_AIM OF THE TASK_
Set down every record once more, exactly as given.

Interface dataset entries

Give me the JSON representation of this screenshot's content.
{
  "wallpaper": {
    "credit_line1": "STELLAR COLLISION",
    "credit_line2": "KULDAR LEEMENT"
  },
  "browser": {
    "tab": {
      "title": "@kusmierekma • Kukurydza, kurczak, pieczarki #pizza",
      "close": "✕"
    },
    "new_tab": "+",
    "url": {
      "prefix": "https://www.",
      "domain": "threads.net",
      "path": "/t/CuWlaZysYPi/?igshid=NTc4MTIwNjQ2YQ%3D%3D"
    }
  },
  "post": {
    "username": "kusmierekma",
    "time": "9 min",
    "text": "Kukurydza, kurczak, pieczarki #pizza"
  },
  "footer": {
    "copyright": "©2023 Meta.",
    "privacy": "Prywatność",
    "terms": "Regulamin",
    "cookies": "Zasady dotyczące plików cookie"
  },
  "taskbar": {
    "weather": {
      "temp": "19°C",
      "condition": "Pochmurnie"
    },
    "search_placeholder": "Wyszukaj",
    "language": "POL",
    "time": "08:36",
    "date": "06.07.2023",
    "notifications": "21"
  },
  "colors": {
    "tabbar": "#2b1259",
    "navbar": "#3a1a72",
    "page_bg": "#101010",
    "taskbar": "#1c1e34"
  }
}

_SOLUTION_
Give me the JSON representation of this screenshot's content.
{
  "wallpaper": {
    "credit_line1": "STELLAR COLLISION",
    "credit_line2": "KULDAR LEEMENT"
  },
  "browser": {
    "tab": {
      "title": "@kusmierekma • Kukurydza, kurczak, pieczarki #pizza",
      "close": "✕"
    },
    "new_tab": "+",
    "url": {
      "prefix": "https://www.",
      "domain": "threads.net",
      "path": "/t/CuWlaZysYPi/?igshid=NTc4MTIwNjQ2YQ%3D%3D"
    }
  },
  "post": {
    "username": "kusmierekma",
    "time": "9 min",
    "text": "Kukurydza, kurczak, pieczarki #pizza"
  },
  "footer": {
    "copyright": "©2023 Meta.",
    "privacy": "Prywatność",
    "terms": "Regulamin",
    "cookies": "Zasady dotyczące plików cookie"
  },
  "taskbar": {
    "weather": {
      "temp": "19°C",
      "condition": "Pochmurnie"
    },
    "search_placeholder": "Wyszukaj",
    "language": "POL",
    "time": "08:36",
    "date": "06.07.2023",
    "notifications": "21"
  },
  "colors": {
    "tabbar": "#2b1259",
    "navbar": "#3a1a72",
    "page_bg": "#101010",
    "taskbar": "#1c1e34"
  }
}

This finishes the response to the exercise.